▶ Problem statement: In your copy of the records, include every word exactly and no pictures.

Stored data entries
◇ ◇ ◇ ◇
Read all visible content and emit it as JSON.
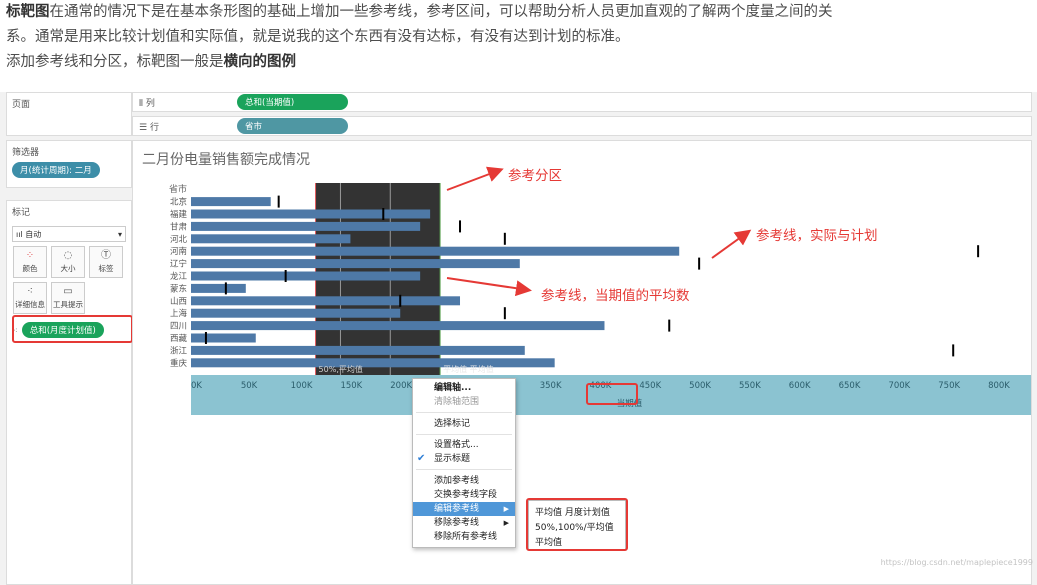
{
  "article": {
    "p1_bold": "标靶图",
    "p1_text": "在通常的情况下是在基本条形图的基础上增加一些参考线，参考区间，可以帮助分析人员更加直观的了解两个度量之间的关",
    "p1_cont": "系。通常是用来比较计划值和实际值，就是说我的这个东西有没有达标，有没有达到计划的标准。",
    "p2_text": "添加参考线和分区，标靶图一般是",
    "p2_bold": "横向的图例"
  },
  "left_panel": {
    "pages_title": "页面",
    "filters_title": "筛选器",
    "filter_pill": "月(统计周期): 二月",
    "marks_title": "标记",
    "marks_type": "自动",
    "mark_buttons": [
      "颜色",
      "大小",
      "标签",
      "详细信息",
      "工具提示"
    ],
    "mark_field_pill": "总和(月度计划值)"
  },
  "shelves": {
    "columns_label": "列",
    "columns_pill": "总和(当期值)",
    "rows_label": "行",
    "rows_pill": "省市"
  },
  "sheet": {
    "title": "二月份电量销售额完成情况"
  },
  "chart_data": {
    "type": "bar",
    "orientation": "horizontal",
    "row_header": "省市",
    "categories": [
      "北京",
      "福建",
      "甘肃",
      "河北",
      "河南",
      "辽宁",
      "龙江",
      "蒙东",
      "山西",
      "上海",
      "四川",
      "西藏",
      "浙江",
      "重庆"
    ],
    "series": [
      {
        "values": [
          80000,
          240000,
          230000,
          160000,
          490000,
          330000,
          230000,
          55000,
          270000,
          210000,
          415000,
          65000,
          335000,
          365000
        ]
      },
      {
        "values": [
          88000,
          193000,
          270000,
          315000,
          790000,
          510000,
          95000,
          35000,
          210000,
          315000,
          480000,
          15000,
          765000,
          0
        ]
      }
    ],
    "reference_band": [
      125000,
      250000
    ],
    "reference_band_lines": [
      150000,
      200000
    ],
    "band_labels": [
      "50%,平均值",
      "平均值 平均值"
    ],
    "xlim": [
      0,
      820000
    ],
    "x_ticks": [
      0,
      50000,
      100000,
      150000,
      200000,
      250000,
      300000,
      350000,
      400000,
      450000,
      500000,
      550000,
      600000,
      650000,
      700000,
      750000,
      800000
    ],
    "x_tick_labels": [
      "0K",
      "50K",
      "100K",
      "150K",
      "200K",
      "250K",
      "300K",
      "350K",
      "400K",
      "450K",
      "500K",
      "550K",
      "600K",
      "650K",
      "700K",
      "750K",
      "800K"
    ],
    "xlabel": "当期值",
    "colors": {
      "bar": "#4e79a7",
      "band": "#333333",
      "axis": "#8bc3d1",
      "marker": "#000000"
    }
  },
  "annotations": {
    "band": "参考分区",
    "plan": "参考线，实际与计划",
    "avg": "参考线，当期值的平均数"
  },
  "context_menu": {
    "items": [
      "编辑轴...",
      "清除轴范围",
      "选择标记",
      "设置格式...",
      "显示标题",
      "添加参考线",
      "交换参考线字段",
      "编辑参考线",
      "移除参考线",
      "移除所有参考线"
    ]
  },
  "submenu": {
    "items": [
      "平均值 月度计划值",
      "50%,100%/平均值",
      "平均值"
    ]
  },
  "watermark": "https://blog.csdn.net/maplepiece1999"
}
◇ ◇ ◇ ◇
▶ Result:
Read all visible content and emit it as JSON.
{
  "article": {
    "p1_bold": "标靶图",
    "p1_text": "在通常的情况下是在基本条形图的基础上增加一些参考线，参考区间，可以帮助分析人员更加直观的了解两个度量之间的关",
    "p1_cont": "系。通常是用来比较计划值和实际值，就是说我的这个东西有没有达标，有没有达到计划的标准。",
    "p2_text": "添加参考线和分区，标靶图一般是",
    "p2_bold": "横向的图例"
  },
  "left_panel": {
    "pages_title": "页面",
    "filters_title": "筛选器",
    "filter_pill": "月(统计周期): 二月",
    "marks_title": "标记",
    "marks_type": "自动",
    "mark_buttons": [
      "颜色",
      "大小",
      "标签",
      "详细信息",
      "工具提示"
    ],
    "mark_field_pill": "总和(月度计划值)"
  },
  "shelves": {
    "columns_label": "列",
    "columns_pill": "总和(当期值)",
    "rows_label": "行",
    "rows_pill": "省市"
  },
  "sheet": {
    "title": "二月份电量销售额完成情况"
  },
  "chart_data": {
    "type": "bar",
    "orientation": "horizontal",
    "row_header": "省市",
    "categories": [
      "北京",
      "福建",
      "甘肃",
      "河北",
      "河南",
      "辽宁",
      "龙江",
      "蒙东",
      "山西",
      "上海",
      "四川",
      "西藏",
      "浙江",
      "重庆"
    ],
    "series": [
      {
        "values": [
          80000,
          240000,
          230000,
          160000,
          490000,
          330000,
          230000,
          55000,
          270000,
          210000,
          415000,
          65000,
          335000,
          365000
        ]
      },
      {
        "values": [
          88000,
          193000,
          270000,
          315000,
          790000,
          510000,
          95000,
          35000,
          210000,
          315000,
          480000,
          15000,
          765000,
          0
        ]
      }
    ],
    "reference_band": [
      125000,
      250000
    ],
    "reference_band_lines": [
      150000,
      200000
    ],
    "band_labels": [
      "50%,平均值",
      "平均值 平均值"
    ],
    "xlim": [
      0,
      820000
    ],
    "x_ticks": [
      0,
      50000,
      100000,
      150000,
      200000,
      250000,
      300000,
      350000,
      400000,
      450000,
      500000,
      550000,
      600000,
      650000,
      700000,
      750000,
      800000
    ],
    "x_tick_labels": [
      "0K",
      "50K",
      "100K",
      "150K",
      "200K",
      "250K",
      "300K",
      "350K",
      "400K",
      "450K",
      "500K",
      "550K",
      "600K",
      "650K",
      "700K",
      "750K",
      "800K"
    ],
    "xlabel": "当期值",
    "colors": {
      "bar": "#4e79a7",
      "band": "#333333",
      "axis": "#8bc3d1",
      "marker": "#000000"
    }
  },
  "annotations": {
    "band": "参考分区",
    "plan": "参考线，实际与计划",
    "avg": "参考线，当期值的平均数"
  },
  "context_menu": {
    "items": [
      "编辑轴...",
      "清除轴范围",
      "选择标记",
      "设置格式...",
      "显示标题",
      "添加参考线",
      "交换参考线字段",
      "编辑参考线",
      "移除参考线",
      "移除所有参考线"
    ]
  },
  "submenu": {
    "items": [
      "平均值 月度计划值",
      "50%,100%/平均值",
      "平均值"
    ]
  },
  "watermark": "https://blog.csdn.net/maplepiece1999"
}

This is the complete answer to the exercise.